§ What is required: Write out each record in full and exactly as given. Skip any pictures.

Excerpts from an interface dataset:
== == ==

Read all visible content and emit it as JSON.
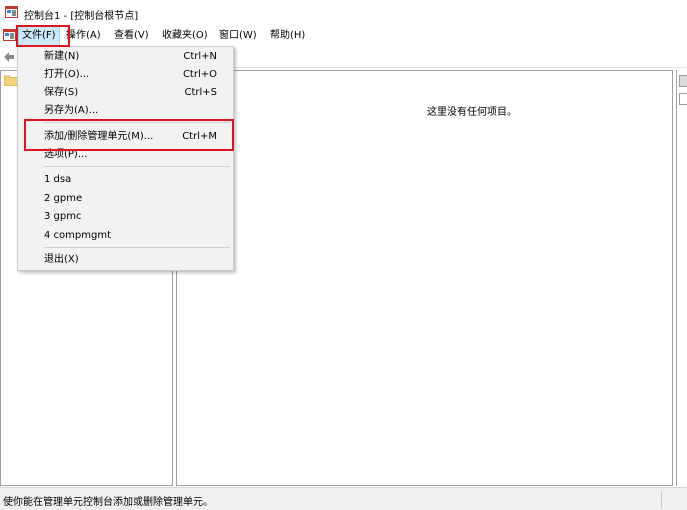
{
  "window": {
    "title": "控制台1 - [控制台根节点]"
  },
  "menubar": {
    "items": [
      {
        "label": "文件(F)",
        "active": true
      },
      {
        "label": "操作(A)"
      },
      {
        "label": "查看(V)"
      },
      {
        "label": "收藏夹(O)"
      },
      {
        "label": "窗口(W)"
      },
      {
        "label": "帮助(H)"
      }
    ]
  },
  "file_menu": {
    "items": [
      {
        "label": "新建(N)",
        "shortcut": "Ctrl+N"
      },
      {
        "label": "打开(O)...",
        "shortcut": "Ctrl+O"
      },
      {
        "label": "保存(S)",
        "shortcut": "Ctrl+S"
      },
      {
        "label": "另存为(A)...",
        "shortcut": ""
      },
      {
        "label": "添加/删除管理单元(M)...",
        "shortcut": "Ctrl+M",
        "highlighted": true
      },
      {
        "label": "选项(P)...",
        "shortcut": ""
      },
      {
        "label": "1 dsa",
        "shortcut": ""
      },
      {
        "label": "2 gpme",
        "shortcut": ""
      },
      {
        "label": "3 gpmc",
        "shortcut": ""
      },
      {
        "label": "4 compmgmt",
        "shortcut": ""
      },
      {
        "label": "退出(X)",
        "shortcut": ""
      }
    ]
  },
  "center_pane": {
    "empty_message": "这里没有任何项目。"
  },
  "statusbar": {
    "text": "使你能在管理单元控制台添加或删除管理单元。"
  },
  "icons": {
    "app": "mmc-console-icon",
    "back": "back-arrow-icon",
    "folder": "folder-icon"
  },
  "colors": {
    "highlight_border": "#e0141e",
    "menu_active_bg": "#cce8ff"
  }
}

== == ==

§ Answer to the exercise:
Read all visible content and emit it as JSON.
{
  "window": {
    "title": "控制台1 - [控制台根节点]"
  },
  "menubar": {
    "items": [
      {
        "label": "文件(F)",
        "active": true
      },
      {
        "label": "操作(A)"
      },
      {
        "label": "查看(V)"
      },
      {
        "label": "收藏夹(O)"
      },
      {
        "label": "窗口(W)"
      },
      {
        "label": "帮助(H)"
      }
    ]
  },
  "file_menu": {
    "items": [
      {
        "label": "新建(N)",
        "shortcut": "Ctrl+N"
      },
      {
        "label": "打开(O)...",
        "shortcut": "Ctrl+O"
      },
      {
        "label": "保存(S)",
        "shortcut": "Ctrl+S"
      },
      {
        "label": "另存为(A)...",
        "shortcut": ""
      },
      {
        "label": "添加/删除管理单元(M)...",
        "shortcut": "Ctrl+M",
        "highlighted": true
      },
      {
        "label": "选项(P)...",
        "shortcut": ""
      },
      {
        "label": "1 dsa",
        "shortcut": ""
      },
      {
        "label": "2 gpme",
        "shortcut": ""
      },
      {
        "label": "3 gpmc",
        "shortcut": ""
      },
      {
        "label": "4 compmgmt",
        "shortcut": ""
      },
      {
        "label": "退出(X)",
        "shortcut": ""
      }
    ]
  },
  "center_pane": {
    "empty_message": "这里没有任何项目。"
  },
  "statusbar": {
    "text": "使你能在管理单元控制台添加或删除管理单元。"
  },
  "icons": {
    "app": "mmc-console-icon",
    "back": "back-arrow-icon",
    "folder": "folder-icon"
  },
  "colors": {
    "highlight_border": "#e0141e",
    "menu_active_bg": "#cce8ff"
  }
}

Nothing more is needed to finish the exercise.